* [PROBLEM DETAILS]
Scan the entries below, and for each line that includes the word "true", make a copy.

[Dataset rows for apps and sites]
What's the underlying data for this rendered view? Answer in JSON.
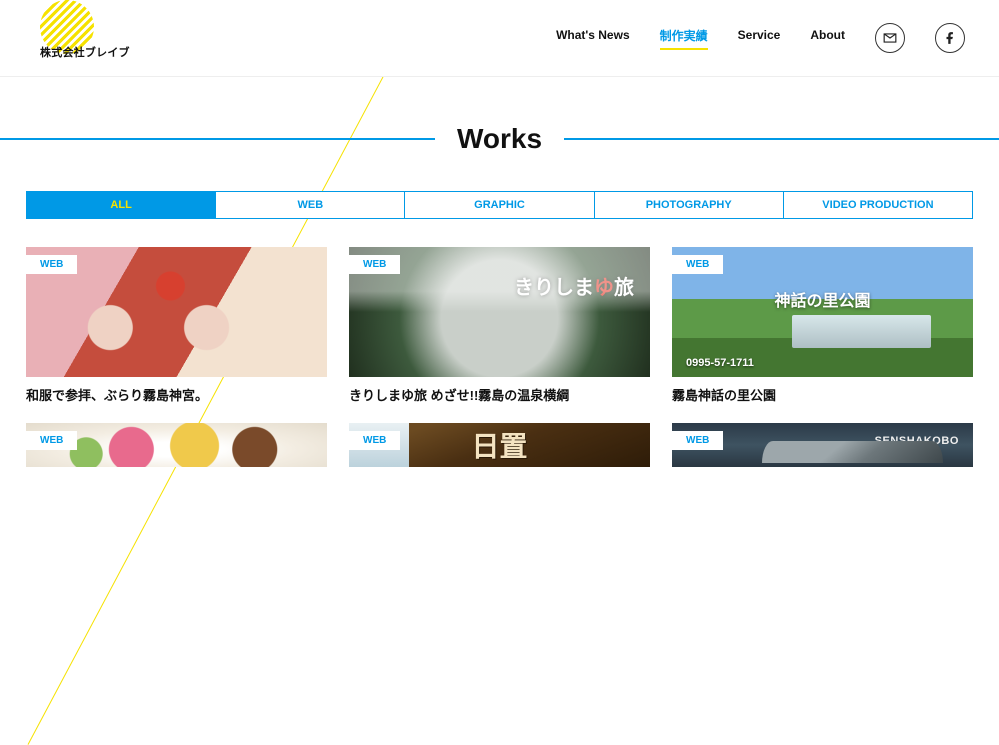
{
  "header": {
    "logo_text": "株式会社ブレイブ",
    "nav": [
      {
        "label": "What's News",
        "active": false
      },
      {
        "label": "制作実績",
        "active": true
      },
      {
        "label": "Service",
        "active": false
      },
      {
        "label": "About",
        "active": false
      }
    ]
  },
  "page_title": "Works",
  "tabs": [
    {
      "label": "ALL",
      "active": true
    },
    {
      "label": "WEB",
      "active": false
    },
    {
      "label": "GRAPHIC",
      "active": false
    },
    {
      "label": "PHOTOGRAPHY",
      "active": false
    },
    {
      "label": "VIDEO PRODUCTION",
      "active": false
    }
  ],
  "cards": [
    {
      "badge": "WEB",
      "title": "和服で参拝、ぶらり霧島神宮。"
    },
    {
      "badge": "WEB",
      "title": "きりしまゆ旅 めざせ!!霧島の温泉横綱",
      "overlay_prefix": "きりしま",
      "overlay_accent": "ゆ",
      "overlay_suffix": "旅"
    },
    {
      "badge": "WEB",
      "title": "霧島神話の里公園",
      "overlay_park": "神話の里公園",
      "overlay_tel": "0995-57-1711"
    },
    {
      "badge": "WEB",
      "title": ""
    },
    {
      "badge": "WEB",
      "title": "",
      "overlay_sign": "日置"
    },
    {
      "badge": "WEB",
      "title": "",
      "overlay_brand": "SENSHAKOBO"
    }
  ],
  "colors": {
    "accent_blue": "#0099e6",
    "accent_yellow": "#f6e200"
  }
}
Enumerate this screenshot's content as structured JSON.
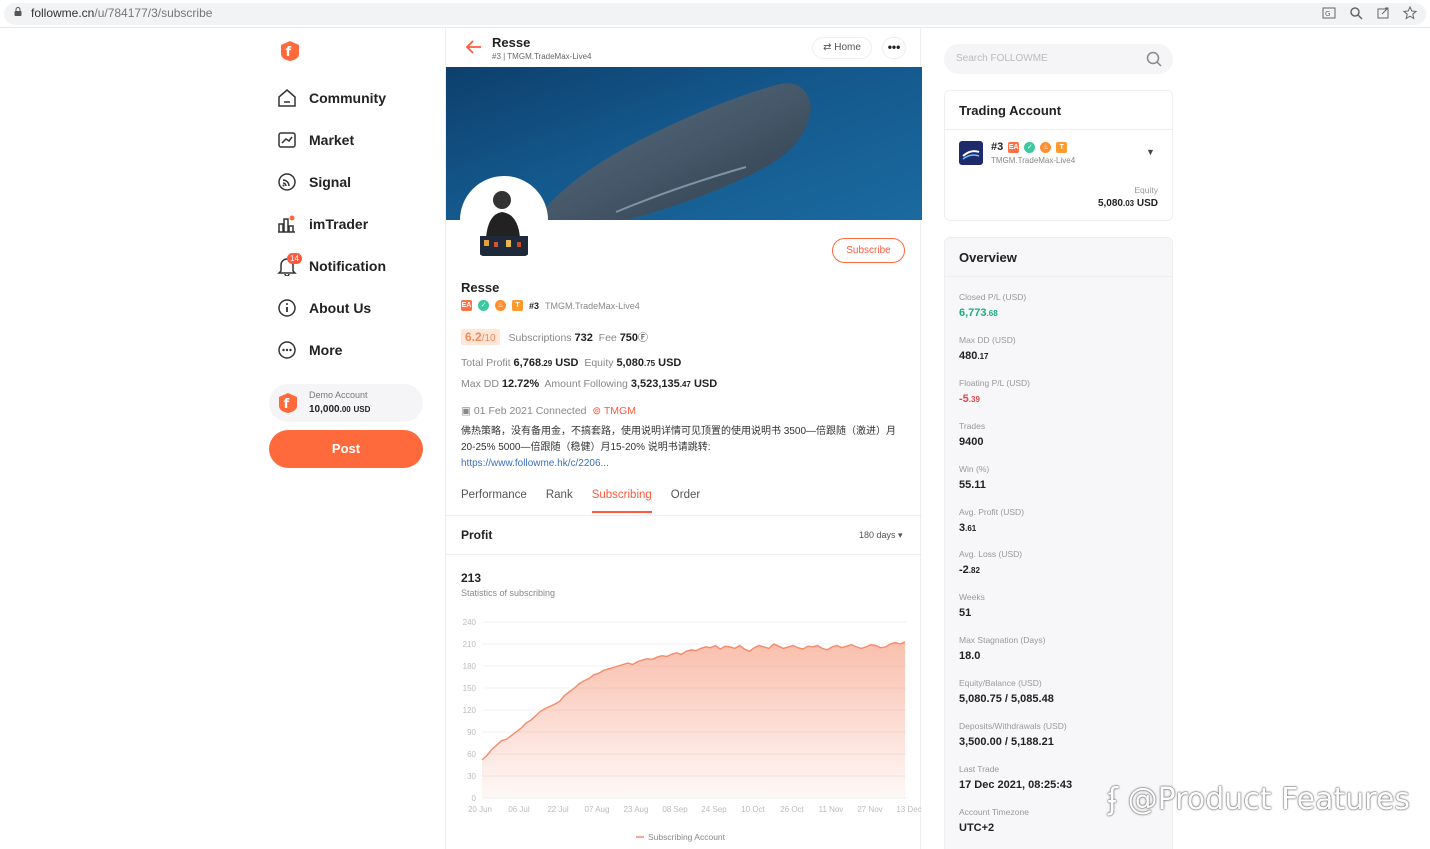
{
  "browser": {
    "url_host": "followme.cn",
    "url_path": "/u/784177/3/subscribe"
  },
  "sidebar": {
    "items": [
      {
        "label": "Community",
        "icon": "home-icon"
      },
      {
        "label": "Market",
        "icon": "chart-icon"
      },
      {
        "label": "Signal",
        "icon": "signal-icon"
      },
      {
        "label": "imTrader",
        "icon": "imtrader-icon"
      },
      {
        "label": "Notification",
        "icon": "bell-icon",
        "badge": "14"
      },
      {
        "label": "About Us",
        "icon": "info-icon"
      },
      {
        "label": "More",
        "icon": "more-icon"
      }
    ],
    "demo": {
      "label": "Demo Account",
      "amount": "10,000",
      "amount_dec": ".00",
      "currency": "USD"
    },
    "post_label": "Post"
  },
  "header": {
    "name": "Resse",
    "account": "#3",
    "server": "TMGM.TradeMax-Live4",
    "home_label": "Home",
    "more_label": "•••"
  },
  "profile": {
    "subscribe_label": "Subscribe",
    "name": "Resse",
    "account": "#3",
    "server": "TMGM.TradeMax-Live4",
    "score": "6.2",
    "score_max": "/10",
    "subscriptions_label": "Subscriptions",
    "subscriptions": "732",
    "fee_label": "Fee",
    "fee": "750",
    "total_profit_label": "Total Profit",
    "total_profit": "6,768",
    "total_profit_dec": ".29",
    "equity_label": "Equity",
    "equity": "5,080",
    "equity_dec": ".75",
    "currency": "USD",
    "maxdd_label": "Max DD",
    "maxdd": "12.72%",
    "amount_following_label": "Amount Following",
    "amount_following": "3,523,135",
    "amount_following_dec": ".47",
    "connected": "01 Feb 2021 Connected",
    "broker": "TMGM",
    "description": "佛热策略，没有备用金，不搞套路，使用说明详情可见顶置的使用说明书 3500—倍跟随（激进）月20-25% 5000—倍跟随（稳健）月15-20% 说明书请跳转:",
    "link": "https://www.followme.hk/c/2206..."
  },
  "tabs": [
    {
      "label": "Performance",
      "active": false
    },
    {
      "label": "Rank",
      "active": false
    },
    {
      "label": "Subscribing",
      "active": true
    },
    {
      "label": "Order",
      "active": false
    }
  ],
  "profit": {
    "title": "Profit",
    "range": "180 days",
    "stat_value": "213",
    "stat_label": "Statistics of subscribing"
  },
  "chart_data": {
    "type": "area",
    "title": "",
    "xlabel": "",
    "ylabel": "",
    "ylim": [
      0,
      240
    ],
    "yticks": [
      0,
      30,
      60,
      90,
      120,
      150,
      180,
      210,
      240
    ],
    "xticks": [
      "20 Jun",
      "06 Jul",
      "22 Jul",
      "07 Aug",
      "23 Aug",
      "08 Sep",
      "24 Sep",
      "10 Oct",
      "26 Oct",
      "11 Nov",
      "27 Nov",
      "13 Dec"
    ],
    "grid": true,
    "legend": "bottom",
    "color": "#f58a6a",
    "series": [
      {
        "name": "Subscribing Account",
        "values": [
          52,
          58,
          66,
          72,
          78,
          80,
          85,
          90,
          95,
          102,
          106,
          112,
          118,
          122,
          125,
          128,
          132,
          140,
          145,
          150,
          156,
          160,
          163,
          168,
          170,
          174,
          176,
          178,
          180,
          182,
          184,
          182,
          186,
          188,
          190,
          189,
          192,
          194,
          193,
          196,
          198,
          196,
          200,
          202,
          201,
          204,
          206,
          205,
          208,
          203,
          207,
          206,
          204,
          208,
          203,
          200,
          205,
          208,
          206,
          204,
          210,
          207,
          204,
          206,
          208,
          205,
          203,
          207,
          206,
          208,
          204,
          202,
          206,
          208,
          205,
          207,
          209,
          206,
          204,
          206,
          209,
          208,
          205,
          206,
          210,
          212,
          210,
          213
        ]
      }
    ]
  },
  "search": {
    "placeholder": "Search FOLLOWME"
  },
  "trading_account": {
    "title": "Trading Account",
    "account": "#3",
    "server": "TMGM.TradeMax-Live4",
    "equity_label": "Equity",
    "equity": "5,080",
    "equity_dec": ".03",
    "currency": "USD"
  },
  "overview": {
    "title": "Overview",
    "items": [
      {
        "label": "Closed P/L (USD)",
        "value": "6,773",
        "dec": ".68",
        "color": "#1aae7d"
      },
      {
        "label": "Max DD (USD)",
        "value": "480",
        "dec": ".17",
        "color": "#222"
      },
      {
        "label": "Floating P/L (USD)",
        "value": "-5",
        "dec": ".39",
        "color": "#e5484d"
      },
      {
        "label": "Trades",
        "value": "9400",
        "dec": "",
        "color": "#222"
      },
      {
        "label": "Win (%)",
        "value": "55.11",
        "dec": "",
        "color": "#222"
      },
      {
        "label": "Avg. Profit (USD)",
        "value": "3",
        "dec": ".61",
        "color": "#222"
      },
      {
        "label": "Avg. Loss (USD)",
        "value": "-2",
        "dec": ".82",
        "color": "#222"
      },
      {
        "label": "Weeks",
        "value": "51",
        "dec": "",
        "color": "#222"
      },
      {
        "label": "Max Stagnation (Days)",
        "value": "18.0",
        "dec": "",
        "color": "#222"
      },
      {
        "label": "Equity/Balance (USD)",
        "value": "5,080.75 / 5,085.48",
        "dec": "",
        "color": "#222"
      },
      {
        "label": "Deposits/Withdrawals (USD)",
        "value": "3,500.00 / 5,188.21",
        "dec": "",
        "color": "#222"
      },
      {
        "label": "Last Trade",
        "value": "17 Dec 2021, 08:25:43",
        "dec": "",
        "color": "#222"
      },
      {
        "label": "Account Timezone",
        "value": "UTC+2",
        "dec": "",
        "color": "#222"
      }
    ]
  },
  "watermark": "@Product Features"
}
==
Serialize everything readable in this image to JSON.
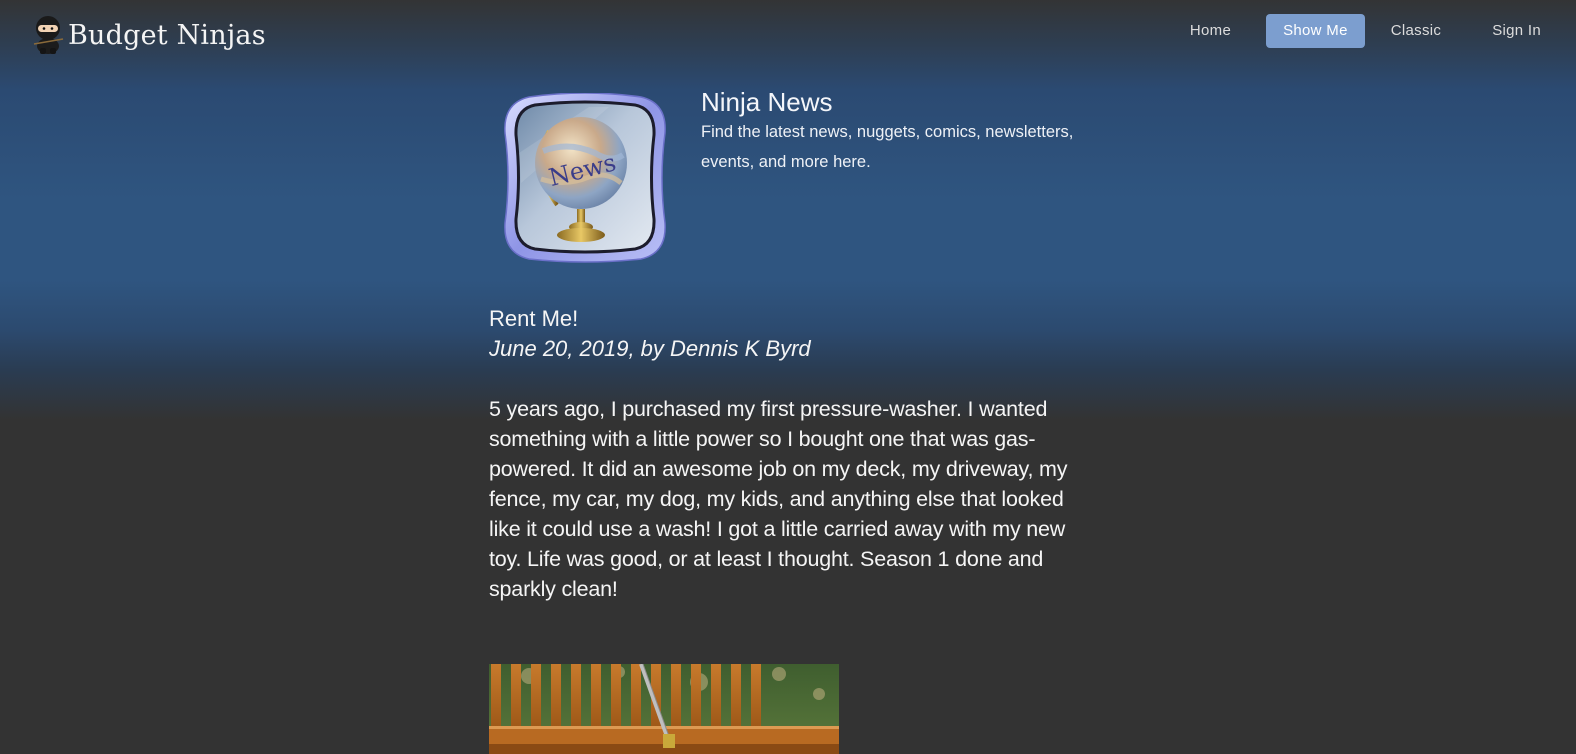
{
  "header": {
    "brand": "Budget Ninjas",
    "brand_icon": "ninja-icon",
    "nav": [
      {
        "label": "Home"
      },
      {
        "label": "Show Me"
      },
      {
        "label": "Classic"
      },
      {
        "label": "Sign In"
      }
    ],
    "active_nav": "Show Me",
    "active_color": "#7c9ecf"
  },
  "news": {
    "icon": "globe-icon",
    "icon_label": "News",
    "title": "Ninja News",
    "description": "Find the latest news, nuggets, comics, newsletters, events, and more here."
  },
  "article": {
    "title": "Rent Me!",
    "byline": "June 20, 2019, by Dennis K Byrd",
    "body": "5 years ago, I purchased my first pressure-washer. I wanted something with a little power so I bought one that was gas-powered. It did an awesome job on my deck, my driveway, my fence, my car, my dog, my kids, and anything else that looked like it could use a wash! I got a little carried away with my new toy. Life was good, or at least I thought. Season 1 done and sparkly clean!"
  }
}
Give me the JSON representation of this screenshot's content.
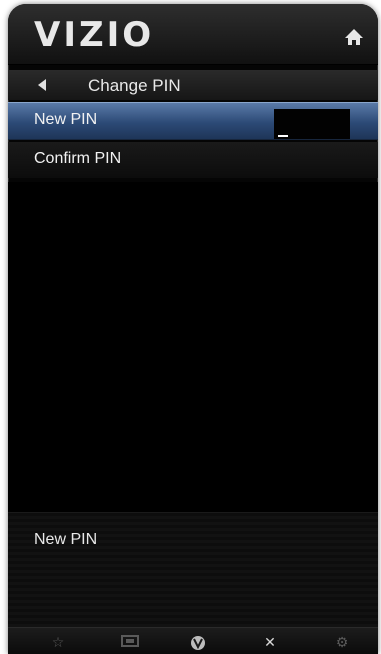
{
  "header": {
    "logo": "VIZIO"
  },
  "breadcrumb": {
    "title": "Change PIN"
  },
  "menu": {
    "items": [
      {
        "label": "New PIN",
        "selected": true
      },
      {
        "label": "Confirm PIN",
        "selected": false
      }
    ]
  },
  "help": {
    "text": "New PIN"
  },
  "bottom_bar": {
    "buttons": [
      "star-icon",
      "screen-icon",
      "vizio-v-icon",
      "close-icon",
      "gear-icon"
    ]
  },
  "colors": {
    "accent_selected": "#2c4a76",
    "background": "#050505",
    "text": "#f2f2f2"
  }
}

* [OUTPUT OF THE EXERCISE]
        "active": true
      "active": true
      "active": true
    "grid": true,
        "selected": true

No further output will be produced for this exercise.